He opened the top folder and began to read.


What are you doing? Where’s Mr Forbes? … It was Mr Forbes. I don’t know you. I don’t want to be in this car.

Please may you stop and let me out now, please.

No one said it would be someone else. Are we going to my school?

This isn’t the way to my school. I go to St Francis.

Where are we going?

I don’t know you. I don’t want to be in this car.

Please may we stop now? I don’t want to go with you.

Why don’t you talk? Why don’t you say anything?

Someone will have seen you in my road, there’s always someone looking out of a window or walking there, they will know this isn’t the car I go in. They’ll soon tell my father.

You shouldn’t drive like this, it’s too fast. I don’t like going so fast. Please may you stop this car now?
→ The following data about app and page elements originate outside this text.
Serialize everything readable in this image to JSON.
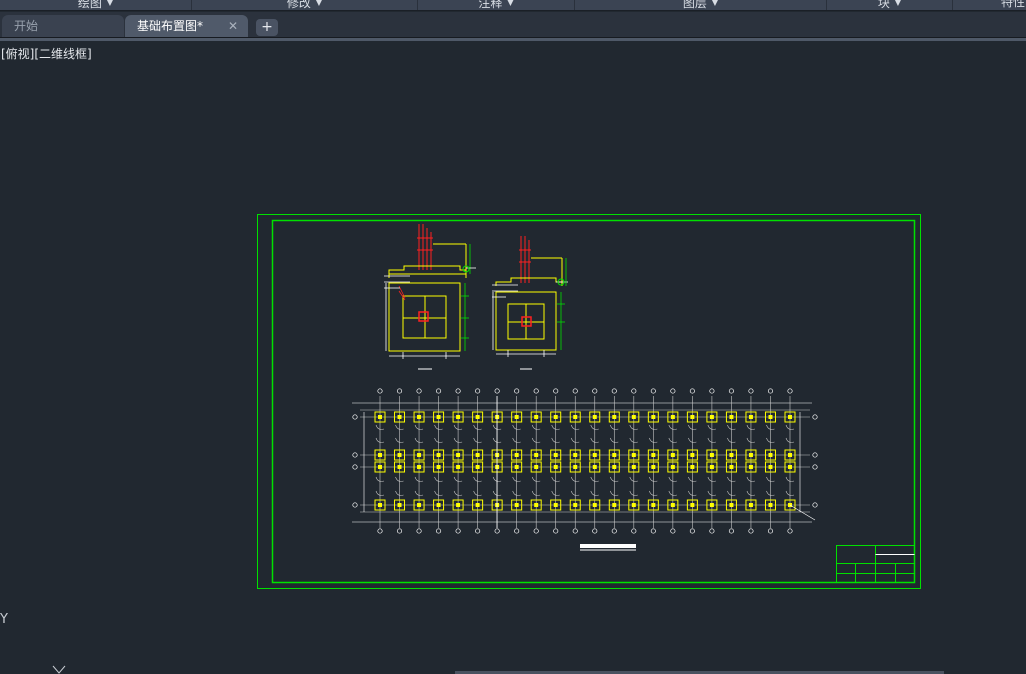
{
  "ribbon": {
    "panels": [
      {
        "label": "绘图"
      },
      {
        "label": "修改"
      },
      {
        "label": "注释"
      },
      {
        "label": "图层"
      },
      {
        "label": "块"
      },
      {
        "label": "特性"
      }
    ]
  },
  "tabs": {
    "start": "开始",
    "drawing": "基础布置图*",
    "close_glyph": "✕",
    "new_glyph": "+"
  },
  "viewport": {
    "label": "[俯视][二维线框]"
  },
  "ucs": {
    "y_label": "Y"
  },
  "colors": {
    "background": "#212830",
    "frame": "#00e000",
    "footing": "#ffff00",
    "column": "#ff2020",
    "dims": "#ffffff",
    "grid": "#c8c8c8"
  }
}
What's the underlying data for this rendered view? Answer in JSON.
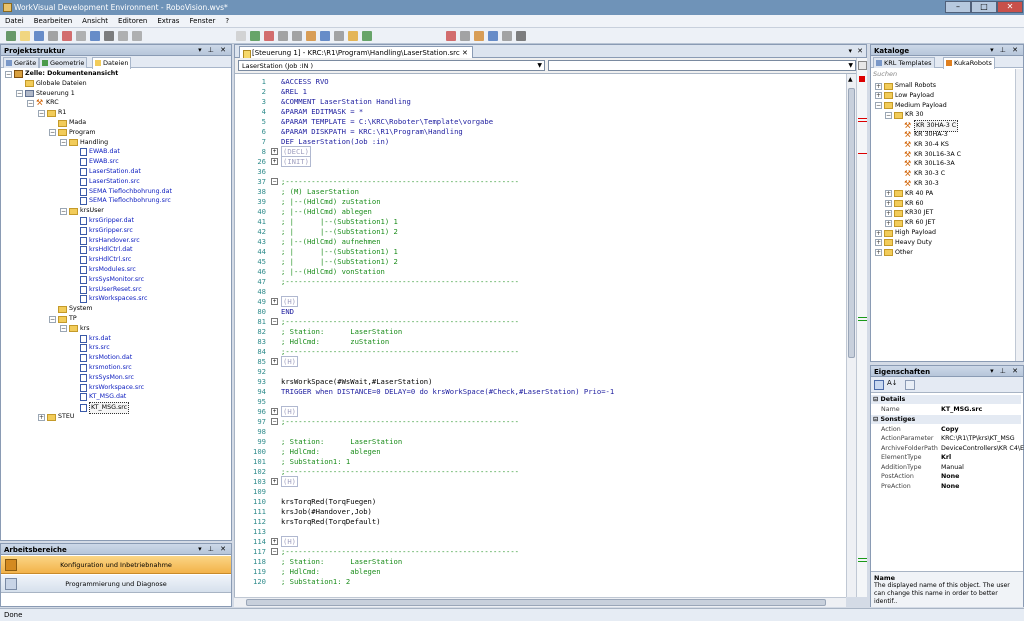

I’ll walk back, it’d be OK.

Why did you pull me into your car?

When we stop at a traffic light I’ll just get out.

This isn’t anywhere near my school. I don’t know where we are. Where are you taking me? Please may we stop? Please don’t take me any further.

What do you want me to go with you for?

Why don’t you say anything to me?

Why are we going this way? I’m not allowed to go here.

Please may we stop. I won’t tell anyone, I can say I forgot it was Mr Forbes, or I ran away … yes, that’s it, if you like, if I say I ran away. Then it will be me who gets into trouble. You wouldn’t get into trouble. I won’t say anything about you. I can’t anyway, can I, I don’t know your name and I wouldn’t say about the car. They wouldn’t know then. Why won’t you do that?


Please do that. I don’t want to go with you.

Please. I don’t like going with you in this car.




What was it exactly? ‘Never has spring seemed so springlike, never has blossomed bloomed like this.’ And who had said it?

Karin McCafferty stood in the car park of Bevham General Hospital and looked at the grey sky – a miraculous, soft, gull’s wing grey – and felt the east wind cool and sweet on her face. There was a small bare tree beside her car, and a short run of stumpy hawthorn hedge. She stared in amazement at the texture of the tree’s bark and at the colours of it. So many shadings of brown and charcoal, silver and mossy green. The hawthorn was like an intricate pencil scribble.

Ten minutes ago she had been sitting and waiting, dry-mouthed, in front of her pleasant, redheaded Irish oncologist, who read from the notes and reports in front of her, looked up, placed the sheets neatly together and closed the folder. And then she had smiled. ‘You’re fine, Karin,’ she had said. ‘Clean as a whistle. No new cancer cells and nothing left of the old ones.’